Elsevier, The Lancet Regional Health - Europe, Volume 18, July 2022

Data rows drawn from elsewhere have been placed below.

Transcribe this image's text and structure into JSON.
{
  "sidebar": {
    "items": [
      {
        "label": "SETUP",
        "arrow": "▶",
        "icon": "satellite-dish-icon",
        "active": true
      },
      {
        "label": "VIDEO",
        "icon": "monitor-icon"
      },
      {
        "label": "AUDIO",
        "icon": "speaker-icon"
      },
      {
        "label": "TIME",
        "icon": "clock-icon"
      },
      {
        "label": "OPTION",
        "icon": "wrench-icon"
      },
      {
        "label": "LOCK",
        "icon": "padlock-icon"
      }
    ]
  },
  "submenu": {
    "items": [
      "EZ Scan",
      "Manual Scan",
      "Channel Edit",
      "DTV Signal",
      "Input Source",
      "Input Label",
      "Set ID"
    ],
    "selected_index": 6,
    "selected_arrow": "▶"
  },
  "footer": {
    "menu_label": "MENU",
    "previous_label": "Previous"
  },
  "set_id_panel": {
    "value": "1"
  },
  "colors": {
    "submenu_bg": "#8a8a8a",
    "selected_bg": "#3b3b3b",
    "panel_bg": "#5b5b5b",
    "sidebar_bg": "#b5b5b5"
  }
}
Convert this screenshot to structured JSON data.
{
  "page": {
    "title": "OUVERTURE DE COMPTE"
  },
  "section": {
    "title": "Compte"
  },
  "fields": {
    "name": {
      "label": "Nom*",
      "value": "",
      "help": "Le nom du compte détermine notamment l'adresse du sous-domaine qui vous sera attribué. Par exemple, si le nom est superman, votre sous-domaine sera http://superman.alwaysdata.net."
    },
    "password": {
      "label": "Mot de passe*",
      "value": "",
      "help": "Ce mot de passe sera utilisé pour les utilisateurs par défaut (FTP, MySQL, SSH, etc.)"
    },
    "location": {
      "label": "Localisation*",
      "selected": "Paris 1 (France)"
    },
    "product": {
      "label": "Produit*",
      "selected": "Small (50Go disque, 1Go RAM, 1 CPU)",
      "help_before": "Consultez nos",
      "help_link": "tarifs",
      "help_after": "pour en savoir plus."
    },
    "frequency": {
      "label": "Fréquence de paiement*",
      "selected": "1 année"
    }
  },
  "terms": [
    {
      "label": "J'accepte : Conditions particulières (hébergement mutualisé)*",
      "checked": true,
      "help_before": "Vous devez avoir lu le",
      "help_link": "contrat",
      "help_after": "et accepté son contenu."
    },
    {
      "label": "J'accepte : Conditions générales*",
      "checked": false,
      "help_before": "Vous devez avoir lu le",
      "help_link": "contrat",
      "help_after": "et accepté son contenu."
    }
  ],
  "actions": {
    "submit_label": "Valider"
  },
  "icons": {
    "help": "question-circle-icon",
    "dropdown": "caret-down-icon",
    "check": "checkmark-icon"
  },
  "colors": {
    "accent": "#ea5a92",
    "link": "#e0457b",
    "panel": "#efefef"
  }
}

Background: The high prevalence of depression in a growing aging population represents a critical public health issue. It is unclear how social, health, cognitive, and functional variables rank as risk/protective factors for depression among older adults and whether there are conspicuous differences among men and women. Methods: We used random forest analysis (RFA), a machine learning method, to compare 56 risk/protective factors for depression in a large representative sample of European older adults (N = 67,603; ages 45-105y; 56.1% women; 18 countries) from the Survey of Health, Ageing and Retirement in Europe (SHARE Wave 6). Depressive symptoms were assessed using the EURO-D questionnaire: Scores ≥ 4 indicated depression. Predictors included a broad array of sociodemographic, relational, health, lifestyle, and cognitive variables. Findings: Self-rated social isolation and self-rated poor health were the strongest risk factors, accounting for 22.0% (in men) and 22.3% (in women) of variability in depression. Odds ratios (OR) per +1SD in social isolation were 1.99x, 95% CI [1.90,2.08] in men; 1.93x, 95% CI [1.85,2.02] in women. OR for self-rated poor health were 1.93x, 95% CI [1.81,2.05] in men; 1.98x, 95% CI [1.87,2.10] in women. Difficulties in mobility (in both sexes), difficulties in instrumental activities of daily living (in men), and higher self-rated family burden (in women) accounted for an additional but small percentage of variance in depression risk (2.2% in men, 1.5% in women). Interpretation: Among 56 predictors, self-perceived social isolation and self-rated poor health were the most salient risk factors for depression in middle-aged and older men and women. Difficulties in instrumental activities of daily living (in men) and increased family burden (in women) appear to differentially influence depression risk across sexes. Funding: This study was internally funded by Colorado State University through research start-up monies provided to Stephen Aichele, Ph.D.